Parents are another reason for the albums' popularity. They're the ones buying these albums, and kids' reggae appeals to a particular kind of parent—affluent, liberal, and delighted to expose his progeny to reggae's multiculturalism (especially when it's free of standard reggae subject matter like suffering, violence, oppression, and marijuana). Many of these boomers discovered reggae during its golden era (the mid- to late '70s in the United States) and are eager to pass on their cultivated musical tastes to their children. Some proceeds have been donated to an orphanage in Jamaica, giving the purchase an added appeal with right-minded parents and teachers. In what surely is its only reggae review to date, Mothering magazine noted approvingly that More Reggae for Kids "visibly contributes to a children's cause." Not surprisingly for this cohort, the album is in heavy rotation on NPR play lists.

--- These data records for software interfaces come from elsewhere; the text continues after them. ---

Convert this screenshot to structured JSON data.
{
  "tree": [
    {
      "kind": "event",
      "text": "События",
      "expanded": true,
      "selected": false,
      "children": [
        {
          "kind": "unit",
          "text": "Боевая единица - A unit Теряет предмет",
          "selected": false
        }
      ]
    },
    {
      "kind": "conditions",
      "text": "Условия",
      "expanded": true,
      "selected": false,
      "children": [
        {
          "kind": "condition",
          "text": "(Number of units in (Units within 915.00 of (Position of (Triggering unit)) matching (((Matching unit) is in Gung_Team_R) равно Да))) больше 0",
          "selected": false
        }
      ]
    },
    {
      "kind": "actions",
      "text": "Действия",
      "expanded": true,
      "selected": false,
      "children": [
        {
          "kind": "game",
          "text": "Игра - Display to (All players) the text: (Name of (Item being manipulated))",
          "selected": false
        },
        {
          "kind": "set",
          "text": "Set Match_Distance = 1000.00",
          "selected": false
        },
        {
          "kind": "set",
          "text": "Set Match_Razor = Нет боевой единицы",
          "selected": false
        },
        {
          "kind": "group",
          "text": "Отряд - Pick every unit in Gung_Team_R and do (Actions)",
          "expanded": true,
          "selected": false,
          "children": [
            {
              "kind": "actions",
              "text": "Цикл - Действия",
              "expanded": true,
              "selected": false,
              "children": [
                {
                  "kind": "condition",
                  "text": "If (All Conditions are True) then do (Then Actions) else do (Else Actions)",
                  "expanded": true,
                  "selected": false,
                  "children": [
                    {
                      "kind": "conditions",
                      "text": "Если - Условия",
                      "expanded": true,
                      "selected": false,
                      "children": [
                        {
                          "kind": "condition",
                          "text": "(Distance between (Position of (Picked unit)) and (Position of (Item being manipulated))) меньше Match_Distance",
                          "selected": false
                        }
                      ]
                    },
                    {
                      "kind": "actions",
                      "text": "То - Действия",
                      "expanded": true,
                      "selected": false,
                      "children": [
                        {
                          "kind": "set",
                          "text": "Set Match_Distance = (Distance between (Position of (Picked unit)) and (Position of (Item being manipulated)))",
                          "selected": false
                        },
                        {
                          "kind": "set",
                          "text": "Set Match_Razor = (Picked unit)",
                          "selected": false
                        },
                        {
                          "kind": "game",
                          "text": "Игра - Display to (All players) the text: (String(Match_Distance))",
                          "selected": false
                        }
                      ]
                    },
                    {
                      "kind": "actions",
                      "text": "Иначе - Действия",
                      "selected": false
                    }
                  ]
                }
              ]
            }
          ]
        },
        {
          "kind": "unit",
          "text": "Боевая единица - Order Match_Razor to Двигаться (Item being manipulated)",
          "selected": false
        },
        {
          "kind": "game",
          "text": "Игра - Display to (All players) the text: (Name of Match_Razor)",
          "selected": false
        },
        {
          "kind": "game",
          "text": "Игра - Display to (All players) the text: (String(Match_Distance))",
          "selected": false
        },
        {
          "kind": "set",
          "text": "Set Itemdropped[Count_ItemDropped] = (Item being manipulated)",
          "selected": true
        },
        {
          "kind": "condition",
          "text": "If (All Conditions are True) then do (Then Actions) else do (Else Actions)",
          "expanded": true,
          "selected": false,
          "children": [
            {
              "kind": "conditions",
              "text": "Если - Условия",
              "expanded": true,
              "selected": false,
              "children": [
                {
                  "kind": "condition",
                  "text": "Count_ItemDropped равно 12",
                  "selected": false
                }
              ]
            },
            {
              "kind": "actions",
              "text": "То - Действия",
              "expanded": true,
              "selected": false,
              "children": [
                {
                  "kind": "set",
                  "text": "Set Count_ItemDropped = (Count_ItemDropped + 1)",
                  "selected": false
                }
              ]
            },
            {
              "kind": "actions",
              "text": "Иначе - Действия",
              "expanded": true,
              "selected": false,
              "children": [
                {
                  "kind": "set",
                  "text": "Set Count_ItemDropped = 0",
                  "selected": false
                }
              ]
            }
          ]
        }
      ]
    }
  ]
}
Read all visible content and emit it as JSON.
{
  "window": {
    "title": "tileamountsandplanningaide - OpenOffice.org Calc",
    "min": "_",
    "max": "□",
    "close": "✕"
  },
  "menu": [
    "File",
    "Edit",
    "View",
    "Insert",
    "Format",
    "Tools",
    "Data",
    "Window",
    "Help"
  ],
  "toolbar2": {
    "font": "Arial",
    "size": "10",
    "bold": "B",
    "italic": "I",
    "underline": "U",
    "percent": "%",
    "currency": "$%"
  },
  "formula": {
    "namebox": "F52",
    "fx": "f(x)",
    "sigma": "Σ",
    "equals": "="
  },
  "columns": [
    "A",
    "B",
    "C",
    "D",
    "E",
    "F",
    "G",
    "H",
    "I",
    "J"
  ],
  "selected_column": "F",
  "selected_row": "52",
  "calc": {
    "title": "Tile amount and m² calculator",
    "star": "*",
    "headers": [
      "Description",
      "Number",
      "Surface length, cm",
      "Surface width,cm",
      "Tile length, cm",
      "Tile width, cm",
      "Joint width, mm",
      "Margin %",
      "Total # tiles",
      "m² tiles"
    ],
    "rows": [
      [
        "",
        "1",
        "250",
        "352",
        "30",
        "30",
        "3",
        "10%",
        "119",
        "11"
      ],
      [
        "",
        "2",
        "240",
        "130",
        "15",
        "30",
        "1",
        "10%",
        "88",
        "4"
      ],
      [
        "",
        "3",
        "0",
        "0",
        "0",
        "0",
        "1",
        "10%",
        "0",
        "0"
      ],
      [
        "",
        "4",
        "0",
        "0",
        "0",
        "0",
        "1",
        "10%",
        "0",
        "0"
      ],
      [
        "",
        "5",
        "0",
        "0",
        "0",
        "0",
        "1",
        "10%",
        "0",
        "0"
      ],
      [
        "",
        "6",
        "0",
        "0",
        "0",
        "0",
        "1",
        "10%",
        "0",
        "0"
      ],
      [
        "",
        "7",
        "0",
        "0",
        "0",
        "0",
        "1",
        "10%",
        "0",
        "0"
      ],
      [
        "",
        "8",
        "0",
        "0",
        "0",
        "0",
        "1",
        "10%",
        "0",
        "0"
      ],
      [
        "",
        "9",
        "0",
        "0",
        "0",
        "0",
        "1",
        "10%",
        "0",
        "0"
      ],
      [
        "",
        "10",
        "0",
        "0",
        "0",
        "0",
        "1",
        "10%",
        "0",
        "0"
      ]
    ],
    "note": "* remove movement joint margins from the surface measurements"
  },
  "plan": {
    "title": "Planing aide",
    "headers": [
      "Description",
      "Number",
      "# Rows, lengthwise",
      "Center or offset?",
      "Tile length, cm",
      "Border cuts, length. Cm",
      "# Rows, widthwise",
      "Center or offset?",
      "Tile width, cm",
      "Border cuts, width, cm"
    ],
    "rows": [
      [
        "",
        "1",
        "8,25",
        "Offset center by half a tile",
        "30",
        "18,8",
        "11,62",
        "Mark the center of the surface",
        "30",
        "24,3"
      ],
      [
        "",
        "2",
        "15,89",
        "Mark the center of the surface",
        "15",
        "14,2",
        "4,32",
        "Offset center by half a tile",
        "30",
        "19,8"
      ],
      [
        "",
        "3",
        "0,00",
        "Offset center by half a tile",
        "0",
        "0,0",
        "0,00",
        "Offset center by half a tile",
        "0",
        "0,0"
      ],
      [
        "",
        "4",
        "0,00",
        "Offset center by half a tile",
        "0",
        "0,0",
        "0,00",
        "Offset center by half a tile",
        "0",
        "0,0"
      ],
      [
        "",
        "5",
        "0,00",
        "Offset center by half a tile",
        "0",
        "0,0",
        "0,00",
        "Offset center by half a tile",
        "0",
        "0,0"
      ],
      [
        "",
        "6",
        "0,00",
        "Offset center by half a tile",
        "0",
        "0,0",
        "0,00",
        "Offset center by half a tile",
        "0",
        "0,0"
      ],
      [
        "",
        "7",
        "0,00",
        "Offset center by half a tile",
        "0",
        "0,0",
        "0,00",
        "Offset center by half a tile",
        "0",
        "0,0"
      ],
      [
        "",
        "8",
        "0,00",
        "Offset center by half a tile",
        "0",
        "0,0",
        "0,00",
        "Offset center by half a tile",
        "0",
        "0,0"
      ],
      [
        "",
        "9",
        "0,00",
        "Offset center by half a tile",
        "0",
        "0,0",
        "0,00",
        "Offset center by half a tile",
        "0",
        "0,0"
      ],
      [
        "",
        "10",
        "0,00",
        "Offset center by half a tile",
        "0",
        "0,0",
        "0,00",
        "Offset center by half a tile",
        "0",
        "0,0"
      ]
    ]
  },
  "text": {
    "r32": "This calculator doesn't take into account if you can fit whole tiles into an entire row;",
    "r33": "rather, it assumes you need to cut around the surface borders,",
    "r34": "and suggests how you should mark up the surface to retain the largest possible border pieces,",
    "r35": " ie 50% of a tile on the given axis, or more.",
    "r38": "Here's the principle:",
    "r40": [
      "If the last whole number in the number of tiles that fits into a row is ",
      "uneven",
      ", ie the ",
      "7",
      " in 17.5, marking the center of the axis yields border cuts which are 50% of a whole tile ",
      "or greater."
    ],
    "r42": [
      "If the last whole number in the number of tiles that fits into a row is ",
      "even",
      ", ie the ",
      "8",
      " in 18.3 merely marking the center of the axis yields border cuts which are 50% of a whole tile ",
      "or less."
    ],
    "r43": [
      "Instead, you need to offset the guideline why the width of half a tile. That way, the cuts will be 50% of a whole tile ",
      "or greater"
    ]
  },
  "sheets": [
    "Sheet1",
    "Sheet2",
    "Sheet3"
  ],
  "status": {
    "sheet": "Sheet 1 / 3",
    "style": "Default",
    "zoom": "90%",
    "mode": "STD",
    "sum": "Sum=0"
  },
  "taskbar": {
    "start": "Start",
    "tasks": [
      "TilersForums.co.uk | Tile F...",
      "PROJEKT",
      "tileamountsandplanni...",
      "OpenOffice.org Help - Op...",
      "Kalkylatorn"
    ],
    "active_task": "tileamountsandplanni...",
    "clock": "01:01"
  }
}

Then there is the matter of the competition. The musical achievements of recent stars of kids' music—Barney, Raffi, the Teletubbies—have been scant. Children may take pleasure in such noise, but it sends most parents screaming from the room. Decent kids' music, on the other hand, provokes an equally passionate a reaction in parents: Wholesalers at the recent American International Toy Fair reported that parents planning cross-country driving trips with their families this summer were clamoring for copies of the new album.

Joshua Green is a senior editor of the Atlantic Monthly.